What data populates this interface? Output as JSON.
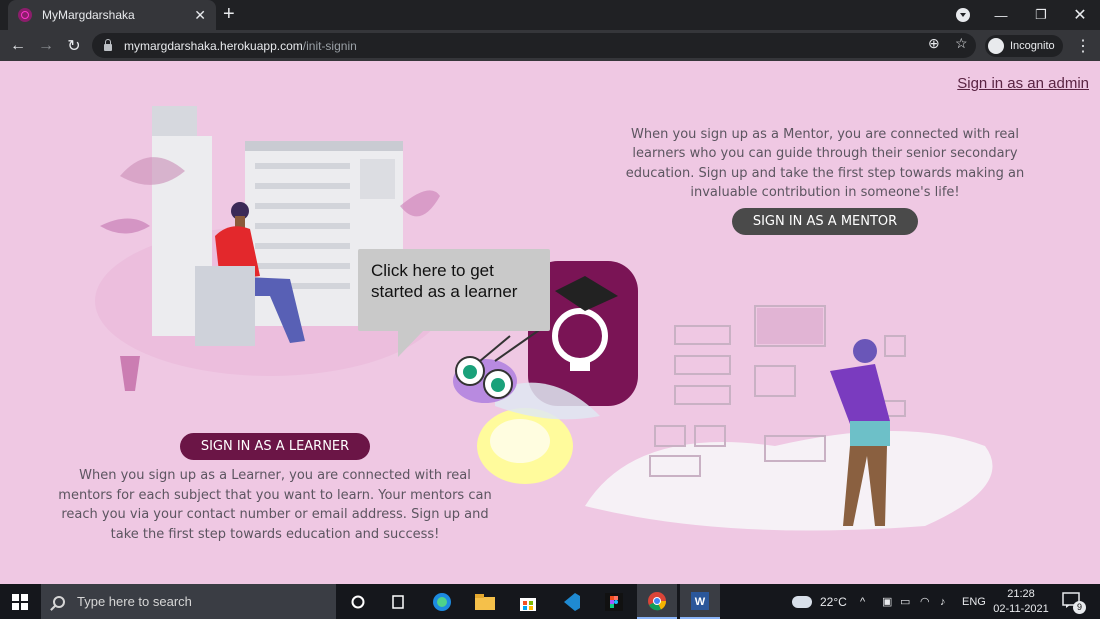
{
  "browser": {
    "tab_title": "MyMargdarshaka",
    "url_host": "mymargdarshaka.herokuapp.com",
    "url_path": "/init-signin",
    "incognito_label": "Incognito"
  },
  "page": {
    "admin_link": "Sign in as an admin",
    "mentor_text": "When you sign up as a Mentor, you are connected with real learners who you can guide through their senior secondary education. Sign up and take the first step towards making an invaluable contribution in someone's life!",
    "mentor_button": "SIGN IN AS A MENTOR",
    "learner_button": "SIGN IN AS A LEARNER",
    "learner_text": "When you sign up as a Learner, you are connected with real mentors for each subject that you want to learn. Your mentors can reach you via your contact number or email address. Sign up and take the first step towards education and success!",
    "bubble_text": "Click here to get started as a learner",
    "colors": {
      "background": "#efc8e3",
      "learner_button": "#6b1546",
      "mentor_button": "#4a4a4a"
    }
  },
  "taskbar": {
    "search_placeholder": "Type here to search",
    "temperature": "22°C",
    "language": "ENG",
    "time": "21:28",
    "date": "02-11-2021",
    "notification_count": "9",
    "apps": [
      "cortana-icon",
      "task-view-icon",
      "edge-icon",
      "file-explorer-icon",
      "store-icon",
      "vscode-icon",
      "figma-icon",
      "chrome-icon",
      "word-icon"
    ]
  }
}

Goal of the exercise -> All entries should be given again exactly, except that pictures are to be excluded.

Written answer ->
What data populates this interface? Output as JSON.
{
  "browser": {
    "tab_title": "MyMargdarshaka",
    "url_host": "mymargdarshaka.herokuapp.com",
    "url_path": "/init-signin",
    "incognito_label": "Incognito"
  },
  "page": {
    "admin_link": "Sign in as an admin",
    "mentor_text": "When you sign up as a Mentor, you are connected with real learners who you can guide through their senior secondary education. Sign up and take the first step towards making an invaluable contribution in someone's life!",
    "mentor_button": "SIGN IN AS A MENTOR",
    "learner_button": "SIGN IN AS A LEARNER",
    "learner_text": "When you sign up as a Learner, you are connected with real mentors for each subject that you want to learn. Your mentors can reach you via your contact number or email address. Sign up and take the first step towards education and success!",
    "bubble_text": "Click here to get started as a learner",
    "colors": {
      "background": "#efc8e3",
      "learner_button": "#6b1546",
      "mentor_button": "#4a4a4a"
    }
  },
  "taskbar": {
    "search_placeholder": "Type here to search",
    "temperature": "22°C",
    "language": "ENG",
    "time": "21:28",
    "date": "02-11-2021",
    "notification_count": "9",
    "apps": [
      "cortana-icon",
      "task-view-icon",
      "edge-icon",
      "file-explorer-icon",
      "store-icon",
      "vscode-icon",
      "figma-icon",
      "chrome-icon",
      "word-icon"
    ]
  }
}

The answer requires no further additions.